Much of this fodder is easy to ignore; they are like Fox News commentaries delivered via a brogue. Still, some of Morrison’s provocations invite legitimate and passionate push back. On “Deadbeat Saturday Night,” Morrison laments his inability to play concerts or go to movies, never once squaring his minor inconveniences against the harsh reality of a pandemic that has claimed millions of lives. Worse, on “Western Man” Morrison embraces an ugly nativism with lyrics suggesting that “the help” is taking over the main house while “western man” sleeps and loses his power and influence.
Morrison builds himself a couple of escape hatches for the songs that might raise hackles. First, there’s “Only a Song,” which makes a “the map is not the territory” argument, Hey, don’t take everything I say seriously because a singer is merely playing with words to get a desirable sound. Morrison also puts in “Mistaken Identity,” a strolling blues that opens with the line, “You thought you knew me, but you were wrong/ There’s more to me than my songs.” We are supposed to buy that the problem is ours, not his.
But, as noted up top, these prickly and polemical numbers are surrounded by some of the most enjoyable music Morrison has made in years.
Morrison is at his most splendidly creative in songs in which he shrugs off the neurotic weight of dark, oppressive forces and embraces the woes of the traditional blues. “Thank God for the Blues” offers full-throated homage to the form, while “Blue Funk” is a sleeker vehicle that manages to take a swipe at the media and current state of affairs without sounding overwrought by wisely letting the music do most of the talking.
On “Love Should Come With a Warning” Morrison takes on the role of victim again, but this time it’s in a cleverly crafted love song in which he’s on the losing end of things.
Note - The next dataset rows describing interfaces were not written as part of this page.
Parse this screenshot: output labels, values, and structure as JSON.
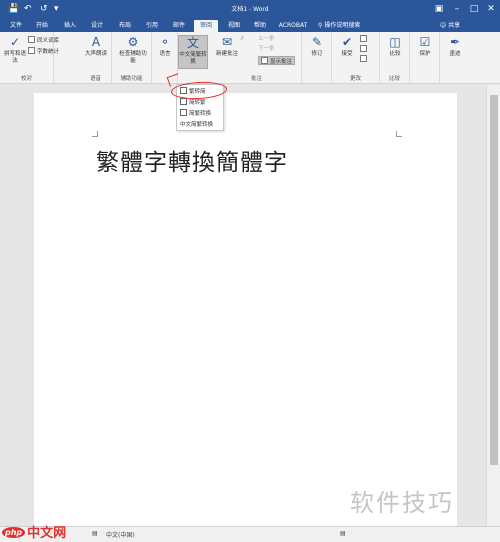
{
  "window": {
    "title": "文档1 - Word",
    "quick_access": [
      "save-icon",
      "undo-icon",
      "redo-icon",
      "customize-icon"
    ]
  },
  "tabs": [
    {
      "label": "文件"
    },
    {
      "label": "开始"
    },
    {
      "label": "插入"
    },
    {
      "label": "设计"
    },
    {
      "label": "布局"
    },
    {
      "label": "引用"
    },
    {
      "label": "邮件"
    },
    {
      "label": "审阅",
      "active": true
    },
    {
      "label": "视图"
    },
    {
      "label": "帮助"
    },
    {
      "label": "ACROBAT"
    }
  ],
  "tell_me": "操作说明搜索",
  "share": "共享",
  "ribbon": {
    "proofing": {
      "label": "校对",
      "spelling": "拼写和语法",
      "thesaurus": "同义词库",
      "word_count": "字数统计"
    },
    "speech": {
      "label": "语音",
      "read_aloud": "大声朗读"
    },
    "accessibility": {
      "label": "辅助功能",
      "check": "检查辅助功能"
    },
    "language": {
      "label": "语言",
      "translate": "语言"
    },
    "chinese_conversion": {
      "label": "中文简繁转换"
    },
    "comments": {
      "label": "批注",
      "new_comment": "新建批注",
      "delete": "删除",
      "previous": "上一条",
      "next": "下一条",
      "show_comments": "显示批注"
    },
    "tracking": {
      "label": "修订",
      "track": "修订"
    },
    "changes": {
      "label": "更改",
      "accept": "接受"
    },
    "compare": {
      "label": "比较",
      "compare": "比较"
    },
    "protect": {
      "label": "保护",
      "protect": "保护"
    },
    "ink": {
      "label": "墨迹",
      "ink": "墨迹"
    }
  },
  "dropdown": {
    "items": [
      {
        "label": "繁转简"
      },
      {
        "label": "简转繁"
      },
      {
        "label": "简繁转换"
      },
      {
        "label": "中文简繁转换"
      }
    ]
  },
  "document": {
    "text": "繁體字轉換簡體字"
  },
  "status": {
    "language": "中文(中国)"
  },
  "watermark": {
    "right": "软件技巧",
    "left_logo": "php",
    "left_text": "中文网"
  }
}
It’s hard to not to be won over to his side — who can’t relate?
The buoyant “Up County Down” is the album’s most joyful offering. Surprisingly, it makes room for some relaxed lines about the wild old days. Yes, it sounds like the Old Van; it is as if he is daring us to take the bait and let our guard down. Who cares? Grab it.
Morrison is also open-hearted on “Breaking the Spell,” an interlude of spiritual awakening that offers hope amid a record that serves up lots of hopelessness.
Latest Record Project: Volume 1 presents an exhausting workout, and not just because of the effort Morrison put in to make this sprawling set. Listeners should prepare to do some sweating — they have their work cut for them.
Scott McLennan covered music for the Worcester Telegram & Gazette from 1993 to 2008. He then contributed music reviews and features to the Boston Globe, Providence Journal, Portland Press Herald, and WGBH, as well as to the Arts Fuse. He also operated the NE Metal blog to provide in-depth coverage of the region’s heavy metal scene.